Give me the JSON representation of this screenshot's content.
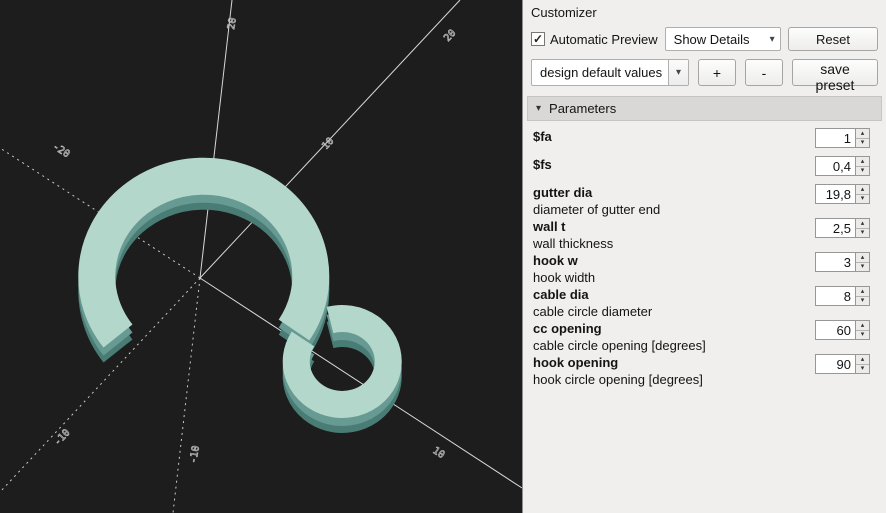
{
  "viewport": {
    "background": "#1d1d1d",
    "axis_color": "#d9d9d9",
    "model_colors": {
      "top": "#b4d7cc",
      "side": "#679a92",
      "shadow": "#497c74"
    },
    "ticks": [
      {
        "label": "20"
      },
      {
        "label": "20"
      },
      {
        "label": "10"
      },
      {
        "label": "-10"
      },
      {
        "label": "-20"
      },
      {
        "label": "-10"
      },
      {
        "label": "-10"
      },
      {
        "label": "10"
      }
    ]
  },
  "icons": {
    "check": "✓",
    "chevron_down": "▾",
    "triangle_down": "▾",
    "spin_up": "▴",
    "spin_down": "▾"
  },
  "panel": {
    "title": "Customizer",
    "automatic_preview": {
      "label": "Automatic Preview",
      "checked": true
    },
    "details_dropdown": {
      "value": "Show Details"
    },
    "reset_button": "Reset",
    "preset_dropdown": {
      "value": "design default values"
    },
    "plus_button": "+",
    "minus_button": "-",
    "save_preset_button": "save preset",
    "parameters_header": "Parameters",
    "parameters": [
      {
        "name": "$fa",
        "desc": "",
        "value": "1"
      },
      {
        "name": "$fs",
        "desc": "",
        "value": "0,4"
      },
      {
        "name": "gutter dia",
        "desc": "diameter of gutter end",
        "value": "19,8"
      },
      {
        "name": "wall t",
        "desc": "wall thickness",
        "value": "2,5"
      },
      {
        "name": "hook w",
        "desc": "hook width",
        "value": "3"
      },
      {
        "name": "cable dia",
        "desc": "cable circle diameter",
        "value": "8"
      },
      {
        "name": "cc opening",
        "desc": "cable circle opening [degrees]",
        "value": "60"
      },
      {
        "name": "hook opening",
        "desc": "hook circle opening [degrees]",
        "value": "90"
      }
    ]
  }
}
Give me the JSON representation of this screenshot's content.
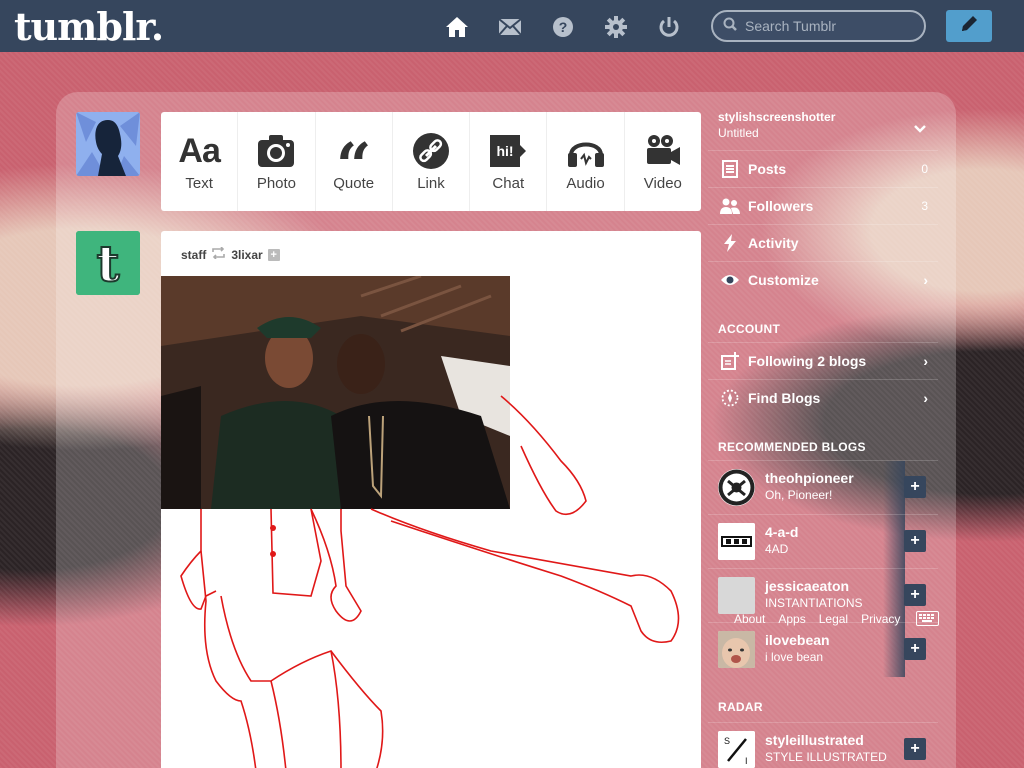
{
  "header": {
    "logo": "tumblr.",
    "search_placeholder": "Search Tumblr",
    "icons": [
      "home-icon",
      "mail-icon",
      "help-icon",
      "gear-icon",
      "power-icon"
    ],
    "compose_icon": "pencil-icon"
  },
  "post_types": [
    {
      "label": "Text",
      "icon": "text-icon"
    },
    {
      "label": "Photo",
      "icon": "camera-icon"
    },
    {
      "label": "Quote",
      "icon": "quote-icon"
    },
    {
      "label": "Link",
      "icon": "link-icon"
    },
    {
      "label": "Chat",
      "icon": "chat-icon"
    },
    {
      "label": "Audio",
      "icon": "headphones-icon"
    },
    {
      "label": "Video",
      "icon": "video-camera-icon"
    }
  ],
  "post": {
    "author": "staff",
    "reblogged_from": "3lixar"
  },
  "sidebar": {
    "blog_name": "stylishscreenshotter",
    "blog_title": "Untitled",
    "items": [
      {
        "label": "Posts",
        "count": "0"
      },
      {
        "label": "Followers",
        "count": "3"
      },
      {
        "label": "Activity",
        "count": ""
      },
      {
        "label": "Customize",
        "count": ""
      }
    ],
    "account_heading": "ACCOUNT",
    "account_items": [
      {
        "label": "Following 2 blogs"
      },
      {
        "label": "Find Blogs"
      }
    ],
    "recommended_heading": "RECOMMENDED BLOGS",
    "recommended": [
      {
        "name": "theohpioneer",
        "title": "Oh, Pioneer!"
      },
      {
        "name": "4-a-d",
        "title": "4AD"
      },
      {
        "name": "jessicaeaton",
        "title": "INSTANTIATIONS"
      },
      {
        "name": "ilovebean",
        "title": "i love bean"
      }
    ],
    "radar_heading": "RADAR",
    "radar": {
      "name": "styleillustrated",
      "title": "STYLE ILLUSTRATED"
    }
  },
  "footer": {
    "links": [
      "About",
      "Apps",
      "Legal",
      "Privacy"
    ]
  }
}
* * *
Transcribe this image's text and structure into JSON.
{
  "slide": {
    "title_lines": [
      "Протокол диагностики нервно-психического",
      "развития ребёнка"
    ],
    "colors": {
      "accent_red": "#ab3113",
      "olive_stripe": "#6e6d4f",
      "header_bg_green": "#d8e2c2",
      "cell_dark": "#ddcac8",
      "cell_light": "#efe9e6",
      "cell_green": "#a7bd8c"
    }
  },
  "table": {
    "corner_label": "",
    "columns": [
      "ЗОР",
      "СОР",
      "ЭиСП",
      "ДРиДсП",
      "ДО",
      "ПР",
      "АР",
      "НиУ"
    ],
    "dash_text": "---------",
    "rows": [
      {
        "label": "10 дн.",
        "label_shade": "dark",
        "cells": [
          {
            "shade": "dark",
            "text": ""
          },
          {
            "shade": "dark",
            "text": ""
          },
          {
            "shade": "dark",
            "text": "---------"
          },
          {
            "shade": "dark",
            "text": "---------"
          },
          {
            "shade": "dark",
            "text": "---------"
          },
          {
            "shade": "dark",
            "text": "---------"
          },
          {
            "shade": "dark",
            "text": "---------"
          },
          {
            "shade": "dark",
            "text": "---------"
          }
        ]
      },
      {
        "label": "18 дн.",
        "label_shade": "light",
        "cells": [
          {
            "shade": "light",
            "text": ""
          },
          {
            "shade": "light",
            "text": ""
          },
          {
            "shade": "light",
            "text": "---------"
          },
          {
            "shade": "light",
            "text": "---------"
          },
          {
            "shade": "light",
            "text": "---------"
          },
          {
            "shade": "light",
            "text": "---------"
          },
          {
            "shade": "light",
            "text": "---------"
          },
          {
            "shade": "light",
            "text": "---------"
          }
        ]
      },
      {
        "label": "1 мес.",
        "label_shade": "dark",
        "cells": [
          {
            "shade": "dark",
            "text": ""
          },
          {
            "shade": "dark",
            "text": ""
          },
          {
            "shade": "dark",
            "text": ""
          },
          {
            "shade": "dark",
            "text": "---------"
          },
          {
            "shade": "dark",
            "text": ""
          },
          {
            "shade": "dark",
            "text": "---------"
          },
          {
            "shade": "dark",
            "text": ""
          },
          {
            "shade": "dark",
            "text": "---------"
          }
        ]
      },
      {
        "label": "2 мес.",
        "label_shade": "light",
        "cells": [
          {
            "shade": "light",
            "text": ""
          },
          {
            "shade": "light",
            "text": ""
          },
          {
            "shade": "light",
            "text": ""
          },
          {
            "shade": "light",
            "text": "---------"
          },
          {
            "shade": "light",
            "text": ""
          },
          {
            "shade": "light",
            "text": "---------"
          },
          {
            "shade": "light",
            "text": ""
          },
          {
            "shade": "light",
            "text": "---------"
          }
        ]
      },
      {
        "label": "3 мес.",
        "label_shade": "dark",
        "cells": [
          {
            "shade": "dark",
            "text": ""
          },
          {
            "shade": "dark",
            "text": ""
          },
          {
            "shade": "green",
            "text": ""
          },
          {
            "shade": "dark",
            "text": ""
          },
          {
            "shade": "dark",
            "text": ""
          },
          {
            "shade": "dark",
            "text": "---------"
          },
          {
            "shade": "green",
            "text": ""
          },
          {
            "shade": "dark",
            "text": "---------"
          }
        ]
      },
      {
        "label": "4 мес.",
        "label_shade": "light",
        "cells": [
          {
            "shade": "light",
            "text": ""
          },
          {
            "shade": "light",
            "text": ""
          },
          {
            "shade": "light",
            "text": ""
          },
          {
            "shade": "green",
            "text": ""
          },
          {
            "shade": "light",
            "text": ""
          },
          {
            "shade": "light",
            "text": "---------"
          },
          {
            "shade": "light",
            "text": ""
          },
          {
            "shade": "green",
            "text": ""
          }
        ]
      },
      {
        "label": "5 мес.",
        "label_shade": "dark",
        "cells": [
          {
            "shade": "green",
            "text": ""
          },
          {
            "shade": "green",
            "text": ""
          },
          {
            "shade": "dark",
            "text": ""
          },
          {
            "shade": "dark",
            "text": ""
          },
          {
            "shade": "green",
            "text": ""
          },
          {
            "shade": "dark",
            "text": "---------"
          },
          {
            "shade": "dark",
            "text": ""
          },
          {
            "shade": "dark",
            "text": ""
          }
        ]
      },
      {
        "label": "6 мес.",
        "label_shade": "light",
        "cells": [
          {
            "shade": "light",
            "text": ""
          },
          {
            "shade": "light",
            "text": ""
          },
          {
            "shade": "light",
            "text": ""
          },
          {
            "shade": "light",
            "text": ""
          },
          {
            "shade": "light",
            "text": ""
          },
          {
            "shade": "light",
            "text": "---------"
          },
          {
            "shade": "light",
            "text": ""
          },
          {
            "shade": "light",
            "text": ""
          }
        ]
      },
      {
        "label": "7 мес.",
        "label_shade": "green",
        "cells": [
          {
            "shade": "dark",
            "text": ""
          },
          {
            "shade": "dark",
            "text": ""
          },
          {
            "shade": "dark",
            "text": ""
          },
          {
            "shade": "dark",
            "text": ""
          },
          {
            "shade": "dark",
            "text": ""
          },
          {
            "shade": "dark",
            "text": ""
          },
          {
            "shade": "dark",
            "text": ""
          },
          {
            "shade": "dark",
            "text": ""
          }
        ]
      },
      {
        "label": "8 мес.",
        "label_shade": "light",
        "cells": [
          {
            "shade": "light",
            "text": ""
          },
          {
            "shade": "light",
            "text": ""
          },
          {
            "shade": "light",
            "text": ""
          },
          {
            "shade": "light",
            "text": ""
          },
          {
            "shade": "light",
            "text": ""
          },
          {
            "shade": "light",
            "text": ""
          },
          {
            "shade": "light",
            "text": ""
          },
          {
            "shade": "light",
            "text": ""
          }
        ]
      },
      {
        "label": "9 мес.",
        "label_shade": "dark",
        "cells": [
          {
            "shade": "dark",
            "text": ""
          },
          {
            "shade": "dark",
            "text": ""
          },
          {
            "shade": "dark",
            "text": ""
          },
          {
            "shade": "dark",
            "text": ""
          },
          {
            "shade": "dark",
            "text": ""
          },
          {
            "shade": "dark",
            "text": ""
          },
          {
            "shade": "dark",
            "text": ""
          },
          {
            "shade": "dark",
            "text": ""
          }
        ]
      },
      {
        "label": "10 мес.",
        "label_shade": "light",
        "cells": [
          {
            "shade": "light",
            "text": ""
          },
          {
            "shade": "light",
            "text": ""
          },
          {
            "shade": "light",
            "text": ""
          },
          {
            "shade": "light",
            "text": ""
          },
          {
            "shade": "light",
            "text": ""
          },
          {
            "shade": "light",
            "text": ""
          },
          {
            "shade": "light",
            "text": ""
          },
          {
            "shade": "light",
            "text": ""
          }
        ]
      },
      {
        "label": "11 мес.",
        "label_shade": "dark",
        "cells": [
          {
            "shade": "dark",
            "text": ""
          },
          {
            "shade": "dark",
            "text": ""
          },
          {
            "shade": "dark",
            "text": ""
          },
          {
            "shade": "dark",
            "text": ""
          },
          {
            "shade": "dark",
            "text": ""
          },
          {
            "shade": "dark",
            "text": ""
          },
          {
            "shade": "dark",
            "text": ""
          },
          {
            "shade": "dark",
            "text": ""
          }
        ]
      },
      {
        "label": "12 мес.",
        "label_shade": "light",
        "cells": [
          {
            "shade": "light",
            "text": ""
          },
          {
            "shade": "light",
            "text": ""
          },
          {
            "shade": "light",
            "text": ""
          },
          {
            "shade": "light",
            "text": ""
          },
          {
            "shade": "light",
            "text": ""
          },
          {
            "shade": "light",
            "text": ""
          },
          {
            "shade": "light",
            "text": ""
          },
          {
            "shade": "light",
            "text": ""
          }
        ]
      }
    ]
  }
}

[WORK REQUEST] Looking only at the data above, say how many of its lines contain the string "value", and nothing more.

[EXERCISE OUTPUT] 10